Lewis Hamilton has broken the Abu Dhabi track records to claim his fifth pole position of 2019 in the final grand prix of the year.
Mercedes was in a class of its own during qualifying, and Hamilton’s pole lap of 1 minute 34.779 seconds was enough to break the previous best at the Yas Marina Circuit by 0.015 seconds.
More remarkable still is that this is Hamilton’s first pole in nine races, his longest pole drought since 2011, and the world champion paid tribute to the team in helping him break the streak.

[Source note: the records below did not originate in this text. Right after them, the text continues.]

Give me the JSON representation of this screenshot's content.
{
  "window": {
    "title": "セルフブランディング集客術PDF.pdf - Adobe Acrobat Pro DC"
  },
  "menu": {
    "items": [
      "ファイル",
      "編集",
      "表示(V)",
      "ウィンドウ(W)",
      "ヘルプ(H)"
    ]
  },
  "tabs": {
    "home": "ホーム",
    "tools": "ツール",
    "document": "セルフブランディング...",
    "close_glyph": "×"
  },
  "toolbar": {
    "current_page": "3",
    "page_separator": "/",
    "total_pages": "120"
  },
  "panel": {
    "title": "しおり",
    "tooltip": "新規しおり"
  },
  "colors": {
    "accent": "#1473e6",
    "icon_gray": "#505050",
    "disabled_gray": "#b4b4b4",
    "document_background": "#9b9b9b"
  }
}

“It’s been such a long slog trying to get this pole position,” he said. “We just kept our heads down, continuing to try.
“I managed to really dial in the car with great work from the engineers — the mechanics continue to do a great job.
“It’s been a special car and it’s the last time I’ll get to qualify with it, so I’m glad I did it proud today.”
Valtteri Bottas qualified second in the sister Mercedes but will start from the back of the grid with a string of power unit penalties after the Finn’s motor failed during the Brazilian Grand Prix.
Bottas was forced to install a new unit for Friday practice, and a hydraulic leak discovered overnight required a second new unit be adopted on Saturday, guaranteeing his start from 20th place.
“I believe anything is possible,” he said, daring to dream of a podium finish. “We have a good car and some days it’s even better than Saturdays for us. We’ll give it all.”
Red Bull Racing’s Max Verstappen qualified third and will inherit a front-row start from the penalised Bottas, but the Dutchman lamented that 0.360 seconds off pole was the most possible from the RB15.
“I think today was the best we could do,” he said. “We all know that Mercedes is quite dominant here.
“I think still a lot of chances for tomorrow, then we’ll see what happens. We’ll just wait and see what happens tomorrow.”
The Ferrari drivers were never in contention for pole, qualifying fourth and fifth around half a second off the pace.
Charles Leclerc beat Sebastian Vettel for position on the grid despite failing to set a second flying lap at the end of qualifying, mistiming his run and taking the chequered flag by mistake.
The Monegasque appeared to blame the German for ruining his qualifying via team radio, complaining that his teammate had backed him up, while Vettel appeared to be slowing to create space between the similarly tardy Alex Albon ahead, the Thai driver going on to qualify sixth.
Lando Norris was best of the midfield in seventh, outqualifying teammate Carlos Sainz to claim the McLaren intra-team qualifying head-to-head 11 races to 10 in his rookie F1 campaign.
Renault’s Daniel Ricciardo split the pair by qualifying eighth, with Sainz ninth ahead of Nico Hulkenberg in his final F1 qualifying session in 10th.
The battle in Q2 was tight, with Racing Point’s Sergio Perez the quickest driver to be eliminated, missing out on progression by just 0.2 seconds.
Behind the Mexican in 11th qualified Toro Rosso’s Pierre Gasly in 12th, the Frenchman only 0.035 seconds further back in 12th.
Their teammates qualified 13th and 14th respectively, with Lance Stroll beating Daniil Kvyat to 13th and 14th, while Haas’s Kevin Magnussen qualified 15th.
Romain Grosjean was beaten to a Q2 berth by 0.3 seconds at the hands of Haas teammate Magnussen, compounding a difficult weekend for the Frenchman. A crash with Bottas during practice forced him to use an alternative specification car, which on Saturday he complained lacked grip.
Then, when Grosjean was leaving the pits to set his final flying lap, he was cut off by Toro Rosso’s Kvyat exiting his garage, forcing the Haas driver into evasive action to avoid a collision.
The stewards were set to rule on the near-miss at the end of the session.
Antonio Giovinazzi beat Alfa Romeo teammate Kimi Raikkonen to 18th and 18th, while George Russell confirmed a perfect qualifying record against outgoing Williams teammate Robert Kubica, beating him in all 21 Saturday sessions this season.